About April (Books&Wine)

April is in her 30s and created Good Books And Good Wine. She works for a non-profit. April always has a book on hand. In her free time she can be found binge watching The Office with her husband and toddler, spending way too much time on Pinterest or exploring her neighborhood.


  1. Danielle D says

    While it’s not really a sequel per se, if you read Sisters Red and Sweetly before Fathomless, I think the backstory/action sequence will make more sense, because of the way Pearce has set up her fairy tale world. There are continuing threads and some characters appear/are mentioned in the other books. I have yet to read Cold Spell to see how she wrapped everything up, but I just wanted to say thanks for your review – I remember the book kind of dragging at points for me too. And, if others are still interested in checking this out, check *all* her fairy tale books out together to get the bigger picture!

  2. First – how pretty does your new design look? SOO FREAKING PRETTY.

    I have been wanting to find a mermaid book that I like because I love Disney’s The Little Mermaid, but I’ve never found one. I’m sorry this one wasn’t what you were hoping for.

    You know, my cousin actually had triplets! Isn’t that crazy. They are fraternal (two girls and one boy) but triplets do happen! 🙂

  3. Awwww I read the first two of these, and I didn’t love them but I didn’t hate them either. I’ve been putting off reading this one for awhile, maybe because it focuses on a mermaid tale. Like you, I’m just not big on the mermaid myth. I’ll eventually get to this, but I can see myself sharing some of your complaints. Great review, April!

  4. I’ve heard wonderful things about Pierce, but I’ve never read her myself. As for mermaids, I’m not really sure how I feel about them. I am not a fan of Ariel whatsoever, but I do remember reading a mermaid-based book a long time ago that I enjoyed.

  5. I’ve been on the fence about reading anything by her. I read a short story, in grim I think. I liked that. But I’m always wary of the re-tellings. Plus she can be a bit obnoxious on twitter, so that has turned me off a bit. It shouldn’t, but it does.

    I love mermaid stuff, but the last few mermaid themed books I’ve read have been a disappointment. So if I try anything by Pierce, it will be something different. I have purity sitting in my wishlist, maybe that one.

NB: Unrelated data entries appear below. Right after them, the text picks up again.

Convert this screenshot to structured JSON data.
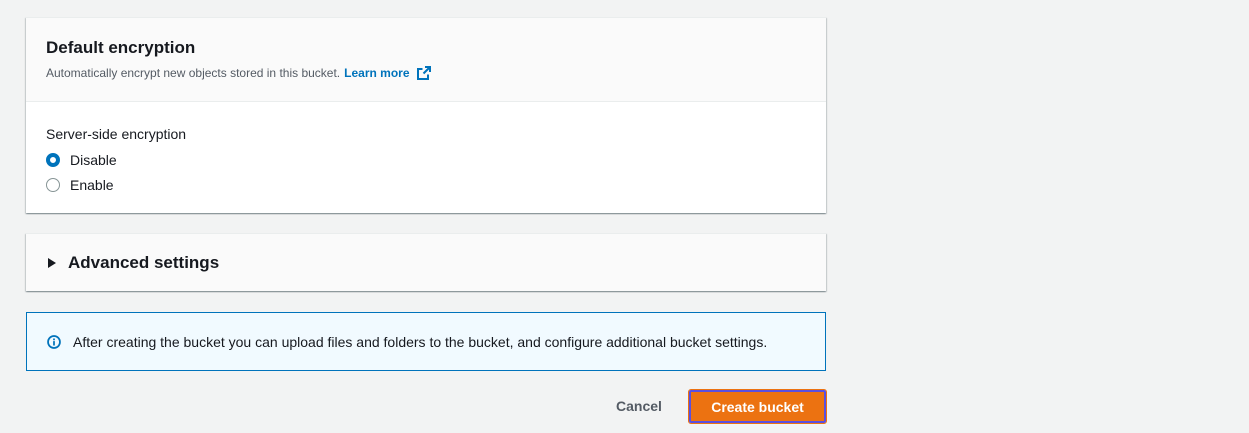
{
  "encryption": {
    "title": "Default encryption",
    "description": "Automatically encrypt new objects stored in this bucket.",
    "learn_more": "Learn more",
    "field_label": "Server-side encryption",
    "options": [
      {
        "label": "Disable",
        "selected": true
      },
      {
        "label": "Enable",
        "selected": false
      }
    ]
  },
  "advanced": {
    "title": "Advanced settings",
    "expanded": false
  },
  "info": {
    "icon": "info-icon",
    "text": "After creating the bucket you can upload files and folders to the bucket, and configure additional bucket settings."
  },
  "actions": {
    "cancel_label": "Cancel",
    "create_label": "Create bucket"
  },
  "colors": {
    "primary_button": "#ec7211",
    "link": "#0073bb",
    "focus_ring": "#5a4fe0"
  }
}
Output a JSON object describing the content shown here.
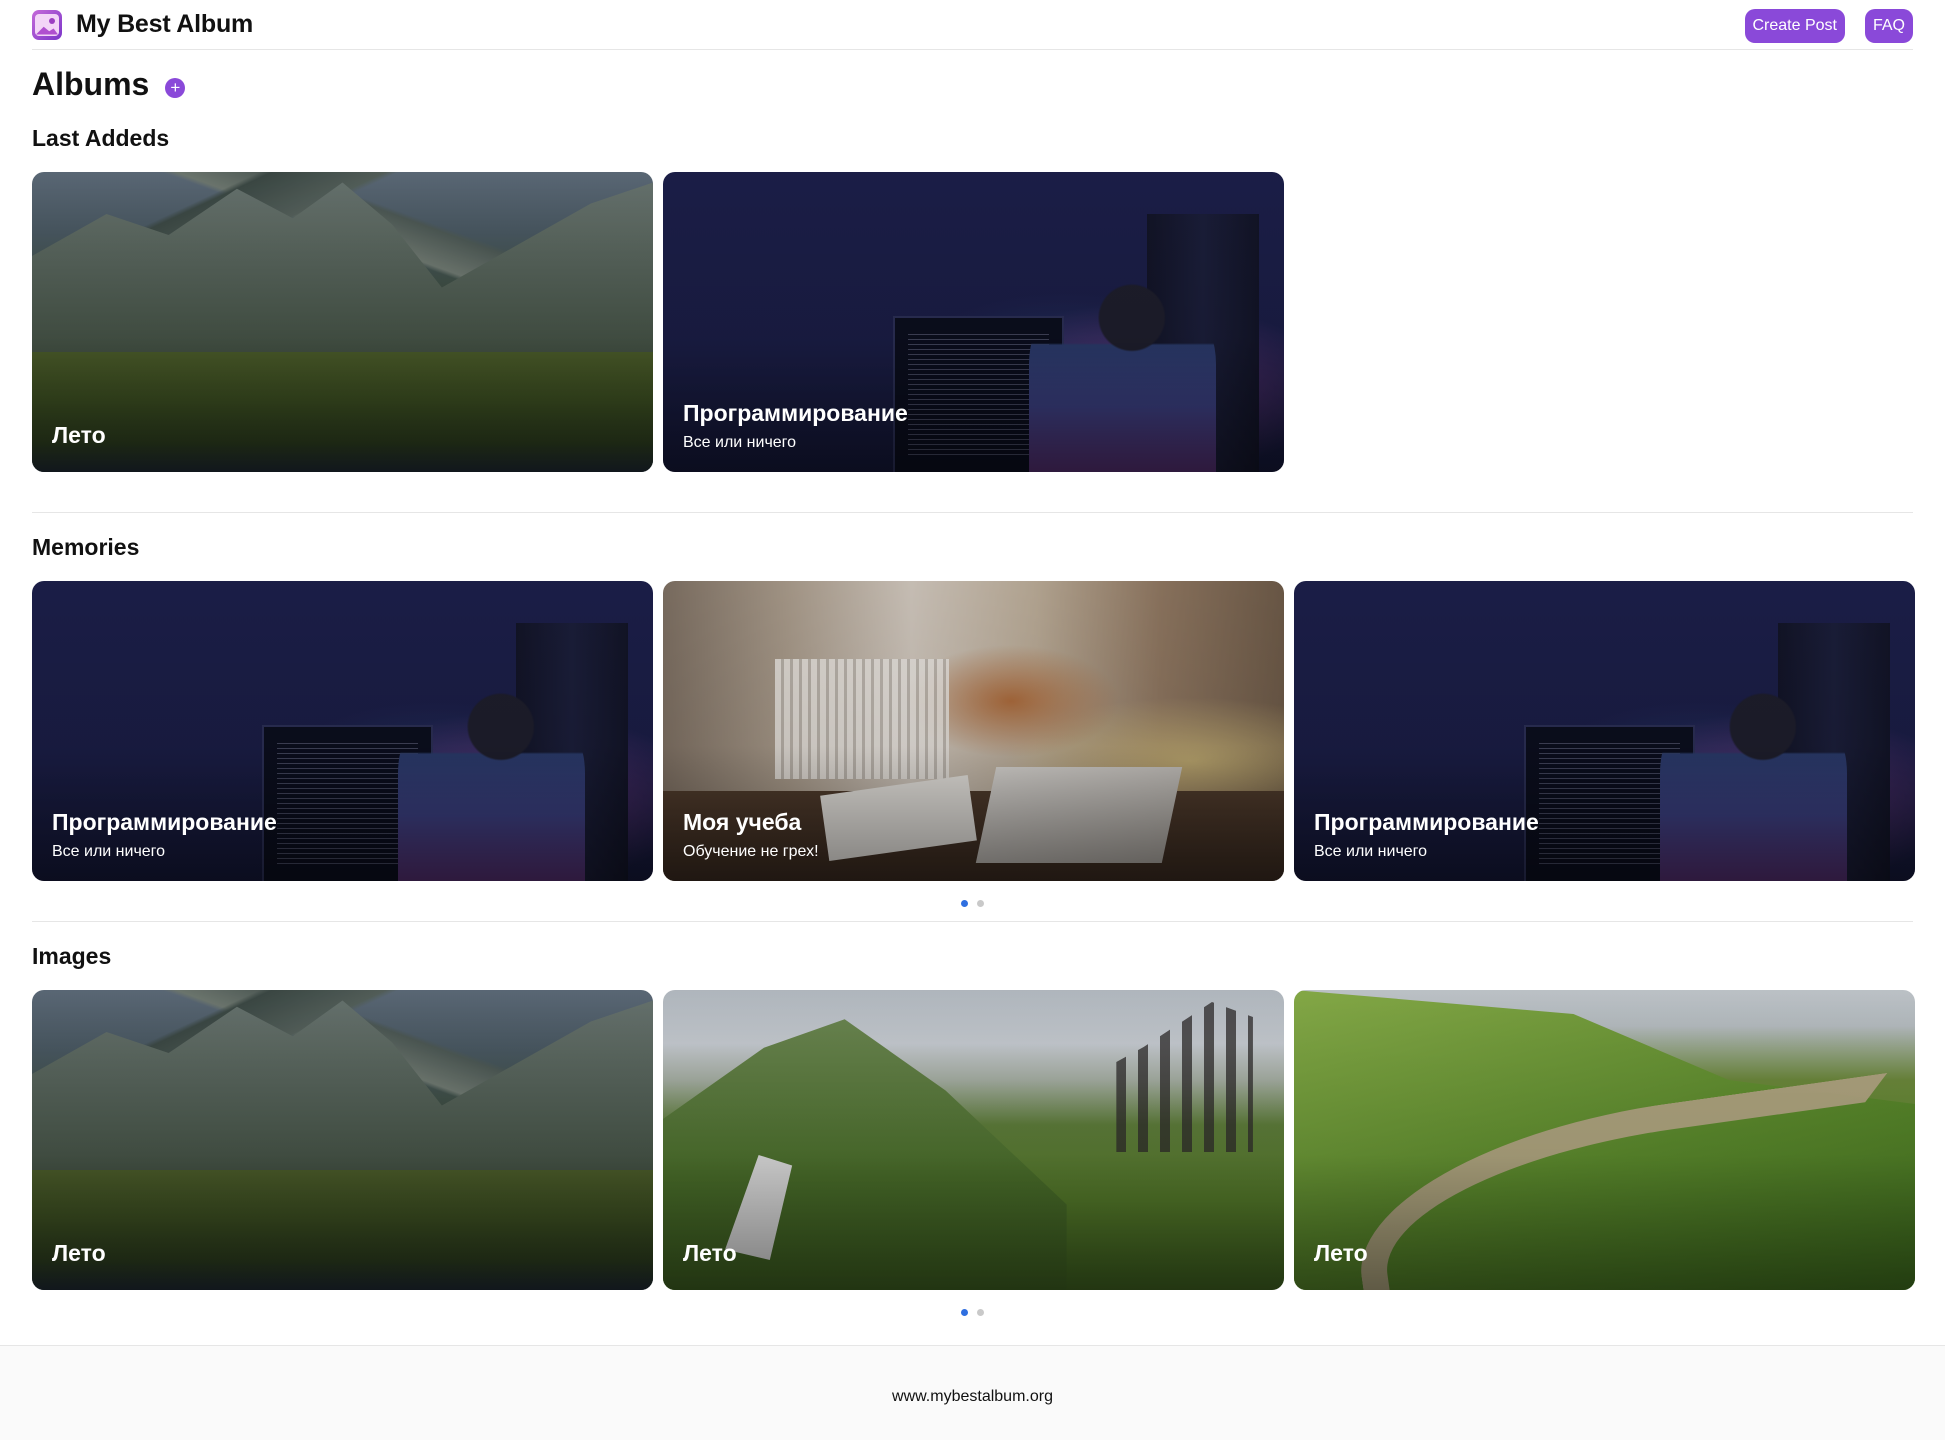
{
  "header": {
    "brand_title": "My Best Album",
    "create_post_label": "Create Post",
    "faq_label": "FAQ"
  },
  "page": {
    "title": "Albums",
    "add_icon": "plus-icon",
    "add_symbol": "+"
  },
  "sections": [
    {
      "title": "Last Addeds",
      "cards": [
        {
          "title": "Лето",
          "subtitle": "",
          "art": "mountains"
        },
        {
          "title": "Программирование",
          "subtitle": "Все или ничего",
          "art": "code"
        }
      ]
    },
    {
      "title": "Memories",
      "cards": [
        {
          "title": "Программирование",
          "subtitle": "Все или ничего",
          "art": "code"
        },
        {
          "title": "Моя учеба",
          "subtitle": "Обучение не грех!",
          "art": "study"
        },
        {
          "title": "Программирование",
          "subtitle": "Все или ничего",
          "art": "code"
        }
      ],
      "pagination": {
        "pages": 2,
        "active": 1
      }
    },
    {
      "title": "Images",
      "cards": [
        {
          "title": "Лето",
          "subtitle": "",
          "art": "mountains"
        },
        {
          "title": "Лето",
          "subtitle": "",
          "art": "hikers"
        },
        {
          "title": "Лето",
          "subtitle": "",
          "art": "road"
        }
      ],
      "pagination": {
        "pages": 2,
        "active": 1
      }
    }
  ],
  "footer": {
    "text": "www.mybestalbum.org"
  },
  "colors": {
    "accent": "#8a49d9",
    "dot_active": "#2f6fe0",
    "dot_inactive": "#c9c9c9"
  }
}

    and Omg, The baby sitters club.. *memories* It’s been so long since I’ve read any of those.